**Your instructions**
Line by line, output the data that follows exactly as written.

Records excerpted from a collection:
^^^^^^^^^^^^^^^^
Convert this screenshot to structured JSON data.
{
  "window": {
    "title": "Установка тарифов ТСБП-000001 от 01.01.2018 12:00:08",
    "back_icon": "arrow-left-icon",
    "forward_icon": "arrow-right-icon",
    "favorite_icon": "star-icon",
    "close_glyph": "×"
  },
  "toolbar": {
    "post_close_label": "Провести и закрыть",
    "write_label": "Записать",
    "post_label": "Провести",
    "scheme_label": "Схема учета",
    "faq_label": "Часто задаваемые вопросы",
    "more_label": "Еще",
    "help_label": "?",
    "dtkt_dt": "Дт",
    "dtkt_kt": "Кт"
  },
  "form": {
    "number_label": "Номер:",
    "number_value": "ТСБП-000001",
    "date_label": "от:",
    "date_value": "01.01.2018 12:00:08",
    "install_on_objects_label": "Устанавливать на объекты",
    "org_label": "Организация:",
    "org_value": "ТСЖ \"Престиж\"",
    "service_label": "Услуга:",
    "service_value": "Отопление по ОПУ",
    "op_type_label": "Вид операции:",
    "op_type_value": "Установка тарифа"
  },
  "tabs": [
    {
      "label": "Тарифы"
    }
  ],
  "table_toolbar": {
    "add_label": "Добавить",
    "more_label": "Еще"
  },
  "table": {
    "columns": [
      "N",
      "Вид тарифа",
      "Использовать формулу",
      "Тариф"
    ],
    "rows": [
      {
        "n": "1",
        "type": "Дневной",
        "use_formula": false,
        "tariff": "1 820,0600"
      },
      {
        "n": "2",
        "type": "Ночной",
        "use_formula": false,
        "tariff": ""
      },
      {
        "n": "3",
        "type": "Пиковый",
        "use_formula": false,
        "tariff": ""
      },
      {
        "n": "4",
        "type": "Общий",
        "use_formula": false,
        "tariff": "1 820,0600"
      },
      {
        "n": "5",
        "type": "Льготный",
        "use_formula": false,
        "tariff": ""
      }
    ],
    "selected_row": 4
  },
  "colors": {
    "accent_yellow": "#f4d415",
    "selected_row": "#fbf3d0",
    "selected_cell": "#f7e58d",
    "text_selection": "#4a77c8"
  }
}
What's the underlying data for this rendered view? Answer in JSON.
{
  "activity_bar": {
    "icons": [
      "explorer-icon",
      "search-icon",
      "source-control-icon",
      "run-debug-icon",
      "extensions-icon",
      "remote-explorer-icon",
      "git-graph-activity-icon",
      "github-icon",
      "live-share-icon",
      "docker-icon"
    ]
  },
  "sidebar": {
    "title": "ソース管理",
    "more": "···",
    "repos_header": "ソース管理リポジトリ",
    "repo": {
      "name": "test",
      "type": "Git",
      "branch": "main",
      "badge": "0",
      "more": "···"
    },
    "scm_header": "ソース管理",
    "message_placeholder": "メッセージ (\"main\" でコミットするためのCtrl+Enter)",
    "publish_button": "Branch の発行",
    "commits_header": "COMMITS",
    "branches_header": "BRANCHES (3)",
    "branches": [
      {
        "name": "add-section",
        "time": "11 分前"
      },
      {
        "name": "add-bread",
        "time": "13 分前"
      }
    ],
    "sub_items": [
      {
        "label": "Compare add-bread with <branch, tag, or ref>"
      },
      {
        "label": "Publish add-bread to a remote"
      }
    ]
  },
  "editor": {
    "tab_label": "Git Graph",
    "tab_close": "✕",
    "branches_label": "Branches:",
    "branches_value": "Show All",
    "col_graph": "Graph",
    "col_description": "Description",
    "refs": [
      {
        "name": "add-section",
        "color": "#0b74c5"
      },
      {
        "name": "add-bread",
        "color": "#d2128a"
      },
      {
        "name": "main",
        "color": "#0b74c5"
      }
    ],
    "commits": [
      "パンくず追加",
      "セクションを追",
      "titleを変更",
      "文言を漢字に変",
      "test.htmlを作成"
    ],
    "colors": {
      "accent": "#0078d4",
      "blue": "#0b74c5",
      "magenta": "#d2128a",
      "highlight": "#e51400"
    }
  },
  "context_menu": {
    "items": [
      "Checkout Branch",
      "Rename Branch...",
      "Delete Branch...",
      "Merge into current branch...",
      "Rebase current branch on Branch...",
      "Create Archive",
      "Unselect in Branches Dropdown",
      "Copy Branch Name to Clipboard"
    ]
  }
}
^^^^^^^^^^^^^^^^
**Answer below**
Convert this screenshot to structured JSON data.
{
  "window": {
    "title": "Установка тарифов ТСБП-000001 от 01.01.2018 12:00:08",
    "back_icon": "arrow-left-icon",
    "forward_icon": "arrow-right-icon",
    "favorite_icon": "star-icon",
    "close_glyph": "×"
  },
  "toolbar": {
    "post_close_label": "Провести и закрыть",
    "write_label": "Записать",
    "post_label": "Провести",
    "scheme_label": "Схема учета",
    "faq_label": "Часто задаваемые вопросы",
    "more_label": "Еще",
    "help_label": "?",
    "dtkt_dt": "Дт",
    "dtkt_kt": "Кт"
  },
  "form": {
    "number_label": "Номер:",
    "number_value": "ТСБП-000001",
    "date_label": "от:",
    "date_value": "01.01.2018 12:00:08",
    "install_on_objects_label": "Устанавливать на объекты",
    "org_label": "Организация:",
    "org_value": "ТСЖ \"Престиж\"",
    "service_label": "Услуга:",
    "service_value": "Отопление по ОПУ",
    "op_type_label": "Вид операции:",
    "op_type_value": "Установка тарифа"
  },
  "tabs": [
    {
      "label": "Тарифы"
    }
  ],
  "table_toolbar": {
    "add_label": "Добавить",
    "more_label": "Еще"
  },
  "table": {
    "columns": [
      "N",
      "Вид тарифа",
      "Использовать формулу",
      "Тариф"
    ],
    "rows": [
      {
        "n": "1",
        "type": "Дневной",
        "use_formula": false,
        "tariff": "1 820,0600"
      },
      {
        "n": "2",
        "type": "Ночной",
        "use_formula": false,
        "tariff": ""
      },
      {
        "n": "3",
        "type": "Пиковый",
        "use_formula": false,
        "tariff": ""
      },
      {
        "n": "4",
        "type": "Общий",
        "use_formula": false,
        "tariff": "1 820,0600"
      },
      {
        "n": "5",
        "type": "Льготный",
        "use_formula": false,
        "tariff": ""
      }
    ],
    "selected_row": 4
  },
  "colors": {
    "accent_yellow": "#f4d415",
    "selected_row": "#fbf3d0",
    "selected_cell": "#f7e58d",
    "text_selection": "#4a77c8"
  }
}
What's the underlying data for this rendered view? Answer in JSON.
{
  "activity_bar": {
    "icons": [
      "explorer-icon",
      "search-icon",
      "source-control-icon",
      "run-debug-icon",
      "extensions-icon",
      "remote-explorer-icon",
      "git-graph-activity-icon",
      "github-icon",
      "live-share-icon",
      "docker-icon"
    ]
  },
  "sidebar": {
    "title": "ソース管理",
    "more": "···",
    "repos_header": "ソース管理リポジトリ",
    "repo": {
      "name": "test",
      "type": "Git",
      "branch": "main",
      "badge": "0",
      "more": "···"
    },
    "scm_header": "ソース管理",
    "message_placeholder": "メッセージ (\"main\" でコミットするためのCtrl+Enter)",
    "publish_button": "Branch の発行",
    "commits_header": "COMMITS",
    "branches_header": "BRANCHES (3)",
    "branches": [
      {
        "name": "add-section",
        "time": "11 分前"
      },
      {
        "name": "add-bread",
        "time": "13 分前"
      }
    ],
    "sub_items": [
      {
        "label": "Compare add-bread with <branch, tag, or ref>"
      },
      {
        "label": "Publish add-bread to a remote"
      }
    ]
  },
  "editor": {
    "tab_label": "Git Graph",
    "tab_close": "✕",
    "branches_label": "Branches:",
    "branches_value": "Show All",
    "col_graph": "Graph",
    "col_description": "Description",
    "refs": [
      {
        "name": "add-section",
        "color": "#0b74c5"
      },
      {
        "name": "add-bread",
        "color": "#d2128a"
      },
      {
        "name": "main",
        "color": "#0b74c5"
      }
    ],
    "commits": [
      "パンくず追加",
      "セクションを追",
      "titleを変更",
      "文言を漢字に変",
      "test.htmlを作成"
    ],
    "colors": {
      "accent": "#0078d4",
      "blue": "#0b74c5",
      "magenta": "#d2128a",
      "highlight": "#e51400"
    }
  },
  "context_menu": {
    "items": [
      "Checkout Branch",
      "Rename Branch...",
      "Delete Branch...",
      "Merge into current branch...",
      "Rebase current branch on Branch...",
      "Create Archive",
      "Unselect in Branches Dropdown",
      "Copy Branch Name to Clipboard"
    ]
  }
}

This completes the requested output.